Strong Partnerships Vital to Driving Sustainability Breakthroughs
On Nov. 6, I attended the World Water Summit in London, an event hosted by The Economist for the purpose of bringing together representatives from the private sector, NGOs and governments to discuss challenges related to global water use.
I was proud to share with the attendees some of the work we’re doing at Monsanto to help farmers produce enough food to nourish a growing planet while also freezing the footprint of agriculture.
But at the same time, I left London fully aware that there is so much left to do in confronting water challenges that are compounded by industrialization, climate change, and an increasingly prosperous population that wants high-quality and nutritious food.
Agriculture consumes about 70 percent of the world’s freshwater, which means our industry has a significant obligation to meet when it comes to water conservation. At Monsanto, that’s driven our focus on making rain-fed farm acres more efficient, flattening or reducing the amount of irrigated water used in farming operations, and improving water quality.
This spring, for instance, we announced a commitment to improve our irrigated water application efficiency by 25 percent by 2020. This applies not only to the land Monsanto owns and leases, but also to the land of third-party contractors who produce seed for us.
That’s a good start and it’s encouraging to know others – in agriculture and beyond – are setting measurable goals of their own.
But now as we at Monsanto pursue our 2020 goal, our challenge is to continue thinking about ways we can collaborate with other stakeholders to do even more.
How can we share efforts and knowledge to drive greater water use optimization?
What else can we do to help freeze the footprint of agriculture so farmers can produce the food our planet will need on the farmland we already have?
We’re making steady progress.
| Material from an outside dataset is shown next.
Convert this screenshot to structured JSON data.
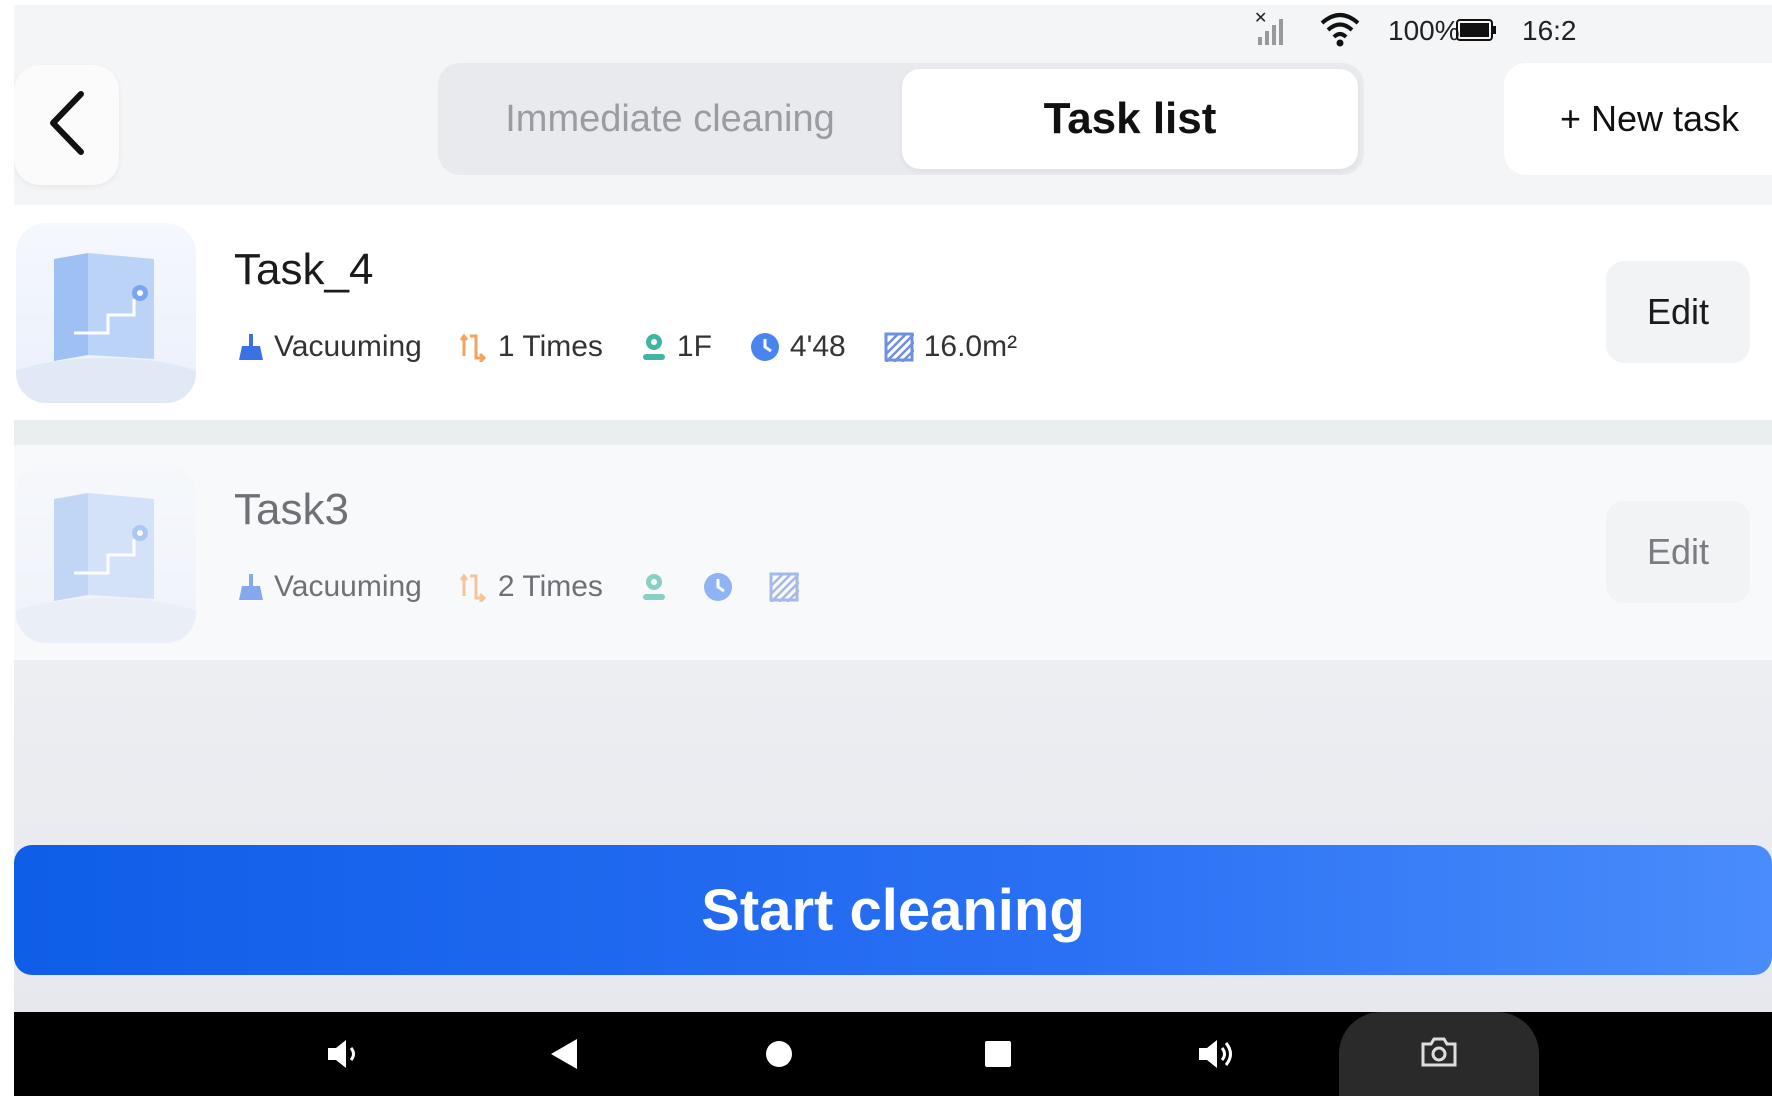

Now we must continue building and strengthening partnerships to ensure the breakthroughs we all need can be achieved.